- **TASK DETAILS**:
Using the entries below, show all lines with the string "Settings".

(Records from a data collection)
※
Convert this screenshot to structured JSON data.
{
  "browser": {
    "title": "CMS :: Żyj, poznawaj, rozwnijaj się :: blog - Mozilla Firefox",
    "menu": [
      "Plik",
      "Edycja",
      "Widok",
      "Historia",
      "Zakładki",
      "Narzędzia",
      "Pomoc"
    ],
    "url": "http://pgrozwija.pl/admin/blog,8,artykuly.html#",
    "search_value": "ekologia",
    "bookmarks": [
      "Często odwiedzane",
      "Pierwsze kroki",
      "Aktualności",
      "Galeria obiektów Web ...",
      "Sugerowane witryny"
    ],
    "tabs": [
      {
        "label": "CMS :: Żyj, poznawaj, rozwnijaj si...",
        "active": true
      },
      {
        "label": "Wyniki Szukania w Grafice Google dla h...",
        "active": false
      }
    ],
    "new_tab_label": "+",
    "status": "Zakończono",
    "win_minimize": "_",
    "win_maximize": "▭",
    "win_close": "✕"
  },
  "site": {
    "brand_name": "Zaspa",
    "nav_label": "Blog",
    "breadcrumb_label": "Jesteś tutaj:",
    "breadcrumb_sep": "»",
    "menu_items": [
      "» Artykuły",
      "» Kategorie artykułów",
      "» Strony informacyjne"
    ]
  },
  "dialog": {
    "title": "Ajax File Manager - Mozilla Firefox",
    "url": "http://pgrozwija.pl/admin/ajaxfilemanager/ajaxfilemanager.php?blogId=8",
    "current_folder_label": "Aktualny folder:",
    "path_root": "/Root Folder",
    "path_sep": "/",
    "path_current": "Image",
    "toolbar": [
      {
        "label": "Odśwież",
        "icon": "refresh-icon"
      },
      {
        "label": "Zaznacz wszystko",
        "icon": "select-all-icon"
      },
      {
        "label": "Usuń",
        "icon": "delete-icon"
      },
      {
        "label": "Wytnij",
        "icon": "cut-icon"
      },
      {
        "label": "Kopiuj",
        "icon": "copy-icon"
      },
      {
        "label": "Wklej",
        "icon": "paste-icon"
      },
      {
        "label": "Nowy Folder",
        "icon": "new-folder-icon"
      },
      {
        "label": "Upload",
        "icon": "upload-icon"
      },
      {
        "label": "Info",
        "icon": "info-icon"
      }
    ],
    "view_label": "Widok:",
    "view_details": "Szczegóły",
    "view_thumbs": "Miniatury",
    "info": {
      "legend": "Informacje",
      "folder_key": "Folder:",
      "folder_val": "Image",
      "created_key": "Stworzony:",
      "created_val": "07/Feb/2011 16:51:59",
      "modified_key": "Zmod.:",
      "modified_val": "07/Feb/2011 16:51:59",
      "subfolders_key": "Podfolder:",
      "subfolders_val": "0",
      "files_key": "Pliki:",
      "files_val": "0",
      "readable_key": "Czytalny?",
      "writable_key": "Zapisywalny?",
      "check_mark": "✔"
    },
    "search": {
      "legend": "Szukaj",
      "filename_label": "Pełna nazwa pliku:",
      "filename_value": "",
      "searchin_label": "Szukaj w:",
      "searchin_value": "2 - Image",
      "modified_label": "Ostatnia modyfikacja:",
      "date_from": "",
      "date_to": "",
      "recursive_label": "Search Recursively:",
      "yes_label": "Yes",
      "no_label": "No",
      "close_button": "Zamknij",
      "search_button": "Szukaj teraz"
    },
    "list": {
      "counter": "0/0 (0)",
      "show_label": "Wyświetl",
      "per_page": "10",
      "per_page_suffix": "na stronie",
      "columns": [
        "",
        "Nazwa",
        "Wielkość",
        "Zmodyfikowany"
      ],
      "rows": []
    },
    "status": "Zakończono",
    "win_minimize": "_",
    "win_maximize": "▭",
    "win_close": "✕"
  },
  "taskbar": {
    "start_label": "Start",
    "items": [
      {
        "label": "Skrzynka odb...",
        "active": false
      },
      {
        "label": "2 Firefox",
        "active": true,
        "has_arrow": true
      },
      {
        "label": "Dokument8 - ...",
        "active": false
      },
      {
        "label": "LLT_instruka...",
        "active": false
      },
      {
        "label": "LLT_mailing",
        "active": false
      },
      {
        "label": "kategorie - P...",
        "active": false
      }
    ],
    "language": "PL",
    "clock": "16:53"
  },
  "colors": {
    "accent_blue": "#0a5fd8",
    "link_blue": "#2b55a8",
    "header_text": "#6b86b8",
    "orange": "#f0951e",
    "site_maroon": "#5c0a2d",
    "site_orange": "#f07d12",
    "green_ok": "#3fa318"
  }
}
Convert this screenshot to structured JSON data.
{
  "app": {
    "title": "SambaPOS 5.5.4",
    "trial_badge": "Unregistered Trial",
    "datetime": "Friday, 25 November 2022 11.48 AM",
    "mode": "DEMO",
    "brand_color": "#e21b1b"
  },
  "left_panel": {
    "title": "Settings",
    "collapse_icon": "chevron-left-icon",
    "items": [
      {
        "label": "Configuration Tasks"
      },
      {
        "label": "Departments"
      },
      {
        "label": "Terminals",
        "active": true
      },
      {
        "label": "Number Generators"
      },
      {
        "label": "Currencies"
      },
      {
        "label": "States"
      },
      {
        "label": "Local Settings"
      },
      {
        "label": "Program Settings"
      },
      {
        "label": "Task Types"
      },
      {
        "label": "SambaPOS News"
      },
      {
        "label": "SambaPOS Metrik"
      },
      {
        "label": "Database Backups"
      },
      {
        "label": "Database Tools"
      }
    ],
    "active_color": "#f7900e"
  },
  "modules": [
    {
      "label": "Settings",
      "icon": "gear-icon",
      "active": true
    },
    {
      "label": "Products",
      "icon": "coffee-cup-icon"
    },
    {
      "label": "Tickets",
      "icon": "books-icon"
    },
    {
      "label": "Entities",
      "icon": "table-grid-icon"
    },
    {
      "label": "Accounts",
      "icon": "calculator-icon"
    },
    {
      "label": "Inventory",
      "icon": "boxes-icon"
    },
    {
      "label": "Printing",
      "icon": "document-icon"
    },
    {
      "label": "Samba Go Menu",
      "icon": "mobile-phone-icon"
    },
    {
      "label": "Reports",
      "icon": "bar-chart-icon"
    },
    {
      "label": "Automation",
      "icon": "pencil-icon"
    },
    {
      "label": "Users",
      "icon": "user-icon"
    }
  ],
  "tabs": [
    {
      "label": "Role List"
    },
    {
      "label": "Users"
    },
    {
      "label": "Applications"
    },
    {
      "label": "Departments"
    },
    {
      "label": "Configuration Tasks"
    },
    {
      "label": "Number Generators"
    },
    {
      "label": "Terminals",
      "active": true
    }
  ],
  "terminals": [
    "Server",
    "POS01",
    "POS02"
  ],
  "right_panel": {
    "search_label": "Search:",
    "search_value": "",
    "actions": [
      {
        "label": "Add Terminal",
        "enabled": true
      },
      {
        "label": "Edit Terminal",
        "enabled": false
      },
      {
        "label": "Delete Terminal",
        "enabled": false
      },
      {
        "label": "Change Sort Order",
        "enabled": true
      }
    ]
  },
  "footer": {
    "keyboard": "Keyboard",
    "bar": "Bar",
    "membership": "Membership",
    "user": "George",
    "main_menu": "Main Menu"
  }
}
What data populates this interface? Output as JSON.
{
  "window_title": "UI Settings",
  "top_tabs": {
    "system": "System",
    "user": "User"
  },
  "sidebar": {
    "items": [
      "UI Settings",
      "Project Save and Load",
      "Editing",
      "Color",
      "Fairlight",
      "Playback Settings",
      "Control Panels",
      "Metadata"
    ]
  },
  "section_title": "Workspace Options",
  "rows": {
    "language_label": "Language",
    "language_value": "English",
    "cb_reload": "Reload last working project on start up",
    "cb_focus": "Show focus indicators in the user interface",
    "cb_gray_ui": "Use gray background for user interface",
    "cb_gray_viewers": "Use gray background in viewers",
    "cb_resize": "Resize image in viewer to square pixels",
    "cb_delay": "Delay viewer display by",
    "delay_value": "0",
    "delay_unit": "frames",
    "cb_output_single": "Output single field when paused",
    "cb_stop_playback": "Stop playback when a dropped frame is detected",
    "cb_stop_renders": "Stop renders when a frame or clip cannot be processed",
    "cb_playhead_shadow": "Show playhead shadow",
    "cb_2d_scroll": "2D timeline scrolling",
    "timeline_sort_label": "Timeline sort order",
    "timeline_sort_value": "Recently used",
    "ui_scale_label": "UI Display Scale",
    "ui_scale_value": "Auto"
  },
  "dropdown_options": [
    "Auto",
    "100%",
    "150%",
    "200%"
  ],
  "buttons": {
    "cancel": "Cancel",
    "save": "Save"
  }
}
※
- **REPLY**:
    "title": "Settings",
        "label": "Local Settings"
        "label": "Program Settings"
      "label": "Settings",
  "window_title": "UI Settings",
      "UI Settings",
      "Playback Settings",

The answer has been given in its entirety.